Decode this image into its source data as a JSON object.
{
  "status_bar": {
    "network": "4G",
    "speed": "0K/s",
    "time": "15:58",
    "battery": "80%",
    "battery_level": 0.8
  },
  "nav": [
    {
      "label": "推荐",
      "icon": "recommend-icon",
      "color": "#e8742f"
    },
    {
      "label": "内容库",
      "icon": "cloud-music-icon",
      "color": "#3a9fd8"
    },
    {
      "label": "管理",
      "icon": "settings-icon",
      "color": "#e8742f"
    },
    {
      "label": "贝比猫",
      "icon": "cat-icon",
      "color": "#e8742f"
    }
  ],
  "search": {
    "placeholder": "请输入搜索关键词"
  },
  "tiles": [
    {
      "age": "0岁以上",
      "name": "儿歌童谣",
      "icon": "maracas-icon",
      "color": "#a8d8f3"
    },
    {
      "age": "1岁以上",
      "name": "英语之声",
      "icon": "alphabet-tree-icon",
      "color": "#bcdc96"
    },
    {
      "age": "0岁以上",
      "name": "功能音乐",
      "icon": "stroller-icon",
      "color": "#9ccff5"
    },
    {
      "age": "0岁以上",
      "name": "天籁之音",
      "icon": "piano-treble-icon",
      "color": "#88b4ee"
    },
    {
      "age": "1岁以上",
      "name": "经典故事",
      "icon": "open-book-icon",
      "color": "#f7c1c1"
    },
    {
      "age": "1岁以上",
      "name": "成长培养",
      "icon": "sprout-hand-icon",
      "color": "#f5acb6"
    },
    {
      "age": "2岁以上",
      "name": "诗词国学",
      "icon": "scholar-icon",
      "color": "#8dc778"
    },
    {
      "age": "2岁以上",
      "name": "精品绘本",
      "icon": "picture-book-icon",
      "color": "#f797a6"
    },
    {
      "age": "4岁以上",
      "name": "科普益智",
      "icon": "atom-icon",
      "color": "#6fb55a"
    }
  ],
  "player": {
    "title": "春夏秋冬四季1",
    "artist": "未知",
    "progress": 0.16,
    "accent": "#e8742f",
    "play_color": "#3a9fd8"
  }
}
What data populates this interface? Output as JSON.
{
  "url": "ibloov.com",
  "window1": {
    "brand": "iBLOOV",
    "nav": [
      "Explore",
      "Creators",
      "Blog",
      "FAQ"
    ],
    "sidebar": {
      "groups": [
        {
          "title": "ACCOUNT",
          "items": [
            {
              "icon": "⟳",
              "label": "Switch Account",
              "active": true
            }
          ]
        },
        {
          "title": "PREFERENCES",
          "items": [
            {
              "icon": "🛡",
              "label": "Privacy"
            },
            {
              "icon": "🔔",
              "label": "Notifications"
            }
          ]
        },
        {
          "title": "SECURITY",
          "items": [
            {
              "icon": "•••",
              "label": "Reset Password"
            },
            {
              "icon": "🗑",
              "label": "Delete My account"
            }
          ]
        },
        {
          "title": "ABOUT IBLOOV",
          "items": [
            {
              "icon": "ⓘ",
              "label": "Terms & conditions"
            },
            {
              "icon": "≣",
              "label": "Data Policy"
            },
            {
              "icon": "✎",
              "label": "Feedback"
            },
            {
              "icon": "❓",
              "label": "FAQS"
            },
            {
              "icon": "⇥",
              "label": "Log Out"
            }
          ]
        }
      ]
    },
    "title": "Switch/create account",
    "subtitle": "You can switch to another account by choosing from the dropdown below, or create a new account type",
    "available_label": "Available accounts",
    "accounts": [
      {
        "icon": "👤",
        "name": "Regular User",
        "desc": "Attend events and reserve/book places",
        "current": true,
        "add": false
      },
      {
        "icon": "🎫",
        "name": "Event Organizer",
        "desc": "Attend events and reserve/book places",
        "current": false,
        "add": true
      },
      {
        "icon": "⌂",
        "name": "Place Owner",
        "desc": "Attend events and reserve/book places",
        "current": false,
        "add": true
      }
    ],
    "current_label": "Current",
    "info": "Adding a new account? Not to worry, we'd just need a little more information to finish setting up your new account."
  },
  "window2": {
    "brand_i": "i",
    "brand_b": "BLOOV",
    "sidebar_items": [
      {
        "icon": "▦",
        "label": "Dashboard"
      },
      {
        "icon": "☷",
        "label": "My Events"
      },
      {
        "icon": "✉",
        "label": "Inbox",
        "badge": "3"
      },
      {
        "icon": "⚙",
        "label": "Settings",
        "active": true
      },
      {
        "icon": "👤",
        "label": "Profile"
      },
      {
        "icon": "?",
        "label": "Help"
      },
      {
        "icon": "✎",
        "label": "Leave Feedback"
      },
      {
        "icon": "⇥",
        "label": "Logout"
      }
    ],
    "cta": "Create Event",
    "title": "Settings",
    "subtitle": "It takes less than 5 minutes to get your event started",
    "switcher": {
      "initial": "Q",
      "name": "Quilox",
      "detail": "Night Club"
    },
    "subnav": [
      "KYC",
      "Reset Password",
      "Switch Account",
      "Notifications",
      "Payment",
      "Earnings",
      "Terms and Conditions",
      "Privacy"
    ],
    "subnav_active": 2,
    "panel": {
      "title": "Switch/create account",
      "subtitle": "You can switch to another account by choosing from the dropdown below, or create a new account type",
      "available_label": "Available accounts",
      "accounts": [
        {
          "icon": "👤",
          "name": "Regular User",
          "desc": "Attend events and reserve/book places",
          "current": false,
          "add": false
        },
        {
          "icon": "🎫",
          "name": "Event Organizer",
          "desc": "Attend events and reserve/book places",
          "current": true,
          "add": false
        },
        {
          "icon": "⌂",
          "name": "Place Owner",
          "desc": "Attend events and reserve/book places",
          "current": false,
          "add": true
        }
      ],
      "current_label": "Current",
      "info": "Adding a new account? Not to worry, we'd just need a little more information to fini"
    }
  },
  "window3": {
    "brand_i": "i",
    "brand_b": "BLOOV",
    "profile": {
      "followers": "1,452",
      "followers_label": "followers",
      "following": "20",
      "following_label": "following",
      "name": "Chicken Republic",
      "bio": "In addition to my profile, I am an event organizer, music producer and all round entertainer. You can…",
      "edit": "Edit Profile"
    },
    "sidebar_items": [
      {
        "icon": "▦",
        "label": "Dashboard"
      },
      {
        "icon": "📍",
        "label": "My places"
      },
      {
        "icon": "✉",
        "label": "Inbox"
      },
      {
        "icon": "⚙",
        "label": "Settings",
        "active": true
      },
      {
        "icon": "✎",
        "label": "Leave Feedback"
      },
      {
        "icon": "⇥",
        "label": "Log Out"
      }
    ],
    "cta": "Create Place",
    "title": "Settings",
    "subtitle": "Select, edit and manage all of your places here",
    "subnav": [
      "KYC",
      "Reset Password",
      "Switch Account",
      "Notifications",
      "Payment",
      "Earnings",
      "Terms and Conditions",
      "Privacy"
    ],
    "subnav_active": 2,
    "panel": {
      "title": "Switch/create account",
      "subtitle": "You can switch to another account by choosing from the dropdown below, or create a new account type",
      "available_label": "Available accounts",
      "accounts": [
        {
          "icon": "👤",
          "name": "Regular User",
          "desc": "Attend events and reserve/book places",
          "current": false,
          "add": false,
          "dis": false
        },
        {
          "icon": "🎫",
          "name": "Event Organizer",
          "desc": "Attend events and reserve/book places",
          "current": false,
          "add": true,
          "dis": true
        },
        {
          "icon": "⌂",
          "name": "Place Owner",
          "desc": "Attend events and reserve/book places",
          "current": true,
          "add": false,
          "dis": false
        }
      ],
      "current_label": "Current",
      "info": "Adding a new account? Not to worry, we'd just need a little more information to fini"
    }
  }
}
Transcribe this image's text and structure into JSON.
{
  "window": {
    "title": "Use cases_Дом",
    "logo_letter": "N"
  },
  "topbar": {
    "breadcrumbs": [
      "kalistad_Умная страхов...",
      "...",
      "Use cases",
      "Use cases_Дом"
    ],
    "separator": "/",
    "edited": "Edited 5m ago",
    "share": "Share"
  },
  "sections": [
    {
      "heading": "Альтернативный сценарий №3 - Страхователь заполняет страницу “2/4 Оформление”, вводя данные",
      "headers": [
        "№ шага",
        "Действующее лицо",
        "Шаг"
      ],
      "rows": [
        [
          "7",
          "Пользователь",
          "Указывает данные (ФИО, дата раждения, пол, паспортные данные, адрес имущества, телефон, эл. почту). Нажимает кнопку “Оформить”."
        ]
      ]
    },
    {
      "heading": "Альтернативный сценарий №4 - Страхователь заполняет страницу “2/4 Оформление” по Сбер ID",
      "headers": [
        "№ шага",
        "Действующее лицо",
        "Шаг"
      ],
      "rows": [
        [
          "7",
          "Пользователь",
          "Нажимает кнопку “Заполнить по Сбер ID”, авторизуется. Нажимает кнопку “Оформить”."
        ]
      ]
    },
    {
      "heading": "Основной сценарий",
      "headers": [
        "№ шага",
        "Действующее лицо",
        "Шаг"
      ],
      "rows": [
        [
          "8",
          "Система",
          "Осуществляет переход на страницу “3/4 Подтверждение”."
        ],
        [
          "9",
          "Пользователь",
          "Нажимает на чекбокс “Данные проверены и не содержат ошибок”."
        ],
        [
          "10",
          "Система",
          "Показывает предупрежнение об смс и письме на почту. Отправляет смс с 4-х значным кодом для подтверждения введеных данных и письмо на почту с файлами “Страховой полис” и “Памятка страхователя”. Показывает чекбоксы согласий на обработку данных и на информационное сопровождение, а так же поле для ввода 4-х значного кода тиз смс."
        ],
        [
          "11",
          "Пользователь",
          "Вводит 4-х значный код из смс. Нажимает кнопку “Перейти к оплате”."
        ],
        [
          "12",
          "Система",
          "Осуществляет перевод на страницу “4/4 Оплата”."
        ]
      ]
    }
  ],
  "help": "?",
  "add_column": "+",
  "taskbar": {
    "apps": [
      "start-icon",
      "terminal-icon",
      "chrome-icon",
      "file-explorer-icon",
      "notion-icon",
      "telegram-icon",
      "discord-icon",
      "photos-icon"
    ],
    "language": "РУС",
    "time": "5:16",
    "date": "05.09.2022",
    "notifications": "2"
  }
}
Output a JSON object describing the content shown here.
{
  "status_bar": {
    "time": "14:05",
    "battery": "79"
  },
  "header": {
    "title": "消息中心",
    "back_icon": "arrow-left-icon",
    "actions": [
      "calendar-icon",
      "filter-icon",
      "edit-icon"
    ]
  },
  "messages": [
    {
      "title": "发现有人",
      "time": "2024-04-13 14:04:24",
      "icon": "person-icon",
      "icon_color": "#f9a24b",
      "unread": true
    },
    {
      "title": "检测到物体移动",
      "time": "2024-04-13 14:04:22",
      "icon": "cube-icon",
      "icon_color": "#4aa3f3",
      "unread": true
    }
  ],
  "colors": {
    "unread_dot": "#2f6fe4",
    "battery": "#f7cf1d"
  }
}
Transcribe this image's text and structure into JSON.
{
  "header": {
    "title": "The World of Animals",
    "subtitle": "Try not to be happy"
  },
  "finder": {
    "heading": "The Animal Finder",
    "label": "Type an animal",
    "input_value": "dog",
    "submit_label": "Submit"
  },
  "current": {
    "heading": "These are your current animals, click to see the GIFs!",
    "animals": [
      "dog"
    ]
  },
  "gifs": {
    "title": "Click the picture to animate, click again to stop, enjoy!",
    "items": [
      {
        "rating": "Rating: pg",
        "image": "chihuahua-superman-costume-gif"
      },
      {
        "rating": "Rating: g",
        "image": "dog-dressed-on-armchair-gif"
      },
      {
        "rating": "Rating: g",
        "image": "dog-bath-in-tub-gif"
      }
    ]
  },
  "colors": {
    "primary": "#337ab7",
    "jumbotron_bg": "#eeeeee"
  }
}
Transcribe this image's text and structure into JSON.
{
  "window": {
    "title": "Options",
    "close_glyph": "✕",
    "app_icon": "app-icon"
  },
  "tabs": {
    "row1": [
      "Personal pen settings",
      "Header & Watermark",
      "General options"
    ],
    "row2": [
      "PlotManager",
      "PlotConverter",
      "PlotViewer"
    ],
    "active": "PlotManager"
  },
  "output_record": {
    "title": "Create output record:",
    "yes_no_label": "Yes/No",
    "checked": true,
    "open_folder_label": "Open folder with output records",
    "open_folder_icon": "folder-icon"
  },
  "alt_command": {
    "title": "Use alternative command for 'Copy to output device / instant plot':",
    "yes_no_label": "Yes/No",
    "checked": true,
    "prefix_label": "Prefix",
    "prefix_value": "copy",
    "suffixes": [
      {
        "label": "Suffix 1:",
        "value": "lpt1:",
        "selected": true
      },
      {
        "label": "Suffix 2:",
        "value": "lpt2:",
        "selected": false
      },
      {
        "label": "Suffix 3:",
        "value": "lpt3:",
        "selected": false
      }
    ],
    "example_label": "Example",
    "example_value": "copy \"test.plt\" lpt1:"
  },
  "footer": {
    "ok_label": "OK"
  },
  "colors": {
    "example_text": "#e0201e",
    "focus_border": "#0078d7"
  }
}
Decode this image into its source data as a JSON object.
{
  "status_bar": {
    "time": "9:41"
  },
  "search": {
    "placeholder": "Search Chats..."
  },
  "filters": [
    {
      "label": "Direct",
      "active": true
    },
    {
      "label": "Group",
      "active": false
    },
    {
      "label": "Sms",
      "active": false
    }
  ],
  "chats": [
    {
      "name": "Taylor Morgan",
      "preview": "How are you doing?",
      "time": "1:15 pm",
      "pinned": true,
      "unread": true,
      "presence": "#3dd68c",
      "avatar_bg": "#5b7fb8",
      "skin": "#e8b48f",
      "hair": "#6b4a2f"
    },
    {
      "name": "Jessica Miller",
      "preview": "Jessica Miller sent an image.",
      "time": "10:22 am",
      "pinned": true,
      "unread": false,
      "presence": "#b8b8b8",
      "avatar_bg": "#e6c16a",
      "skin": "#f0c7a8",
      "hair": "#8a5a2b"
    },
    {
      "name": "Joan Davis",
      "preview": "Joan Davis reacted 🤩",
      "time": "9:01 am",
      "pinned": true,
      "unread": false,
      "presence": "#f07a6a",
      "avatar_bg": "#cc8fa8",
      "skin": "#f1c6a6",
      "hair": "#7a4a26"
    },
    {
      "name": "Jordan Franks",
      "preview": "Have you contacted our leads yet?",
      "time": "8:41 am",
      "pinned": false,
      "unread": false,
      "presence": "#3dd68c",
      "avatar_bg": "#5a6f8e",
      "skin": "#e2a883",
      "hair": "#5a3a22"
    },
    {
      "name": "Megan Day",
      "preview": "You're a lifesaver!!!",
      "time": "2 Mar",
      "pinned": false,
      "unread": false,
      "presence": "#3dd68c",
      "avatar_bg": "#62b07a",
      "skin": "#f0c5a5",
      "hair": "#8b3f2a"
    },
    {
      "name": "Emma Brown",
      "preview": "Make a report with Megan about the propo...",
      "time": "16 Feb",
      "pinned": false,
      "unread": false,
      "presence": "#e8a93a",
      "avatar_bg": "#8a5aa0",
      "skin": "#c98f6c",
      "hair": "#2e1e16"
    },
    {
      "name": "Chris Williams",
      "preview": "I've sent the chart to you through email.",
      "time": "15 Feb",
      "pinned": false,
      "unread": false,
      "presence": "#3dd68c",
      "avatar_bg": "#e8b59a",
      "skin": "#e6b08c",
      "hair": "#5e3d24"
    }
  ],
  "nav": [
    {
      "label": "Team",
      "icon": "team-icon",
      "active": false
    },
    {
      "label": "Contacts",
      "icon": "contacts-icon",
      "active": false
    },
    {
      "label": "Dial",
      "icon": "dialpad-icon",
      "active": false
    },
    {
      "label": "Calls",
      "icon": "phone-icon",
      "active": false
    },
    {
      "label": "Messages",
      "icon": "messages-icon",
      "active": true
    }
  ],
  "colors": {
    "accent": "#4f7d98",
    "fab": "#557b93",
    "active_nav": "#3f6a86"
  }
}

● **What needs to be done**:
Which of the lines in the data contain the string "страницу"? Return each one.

● **Solution to the problem**:
      "heading": "Альтернативный сценарий №3 - Страхователь заполняет страницу “2/4 Оформление”, вводя данные",
      "heading": "Альтернативный сценарий №4 - Страхователь заполняет страницу “2/4 Оформление” по Сбер ID",
          "Осуществляет переход на страницу “3/4 Подтверждение”."
          "Осуществляет перевод на страницу “4/4 Оплата”."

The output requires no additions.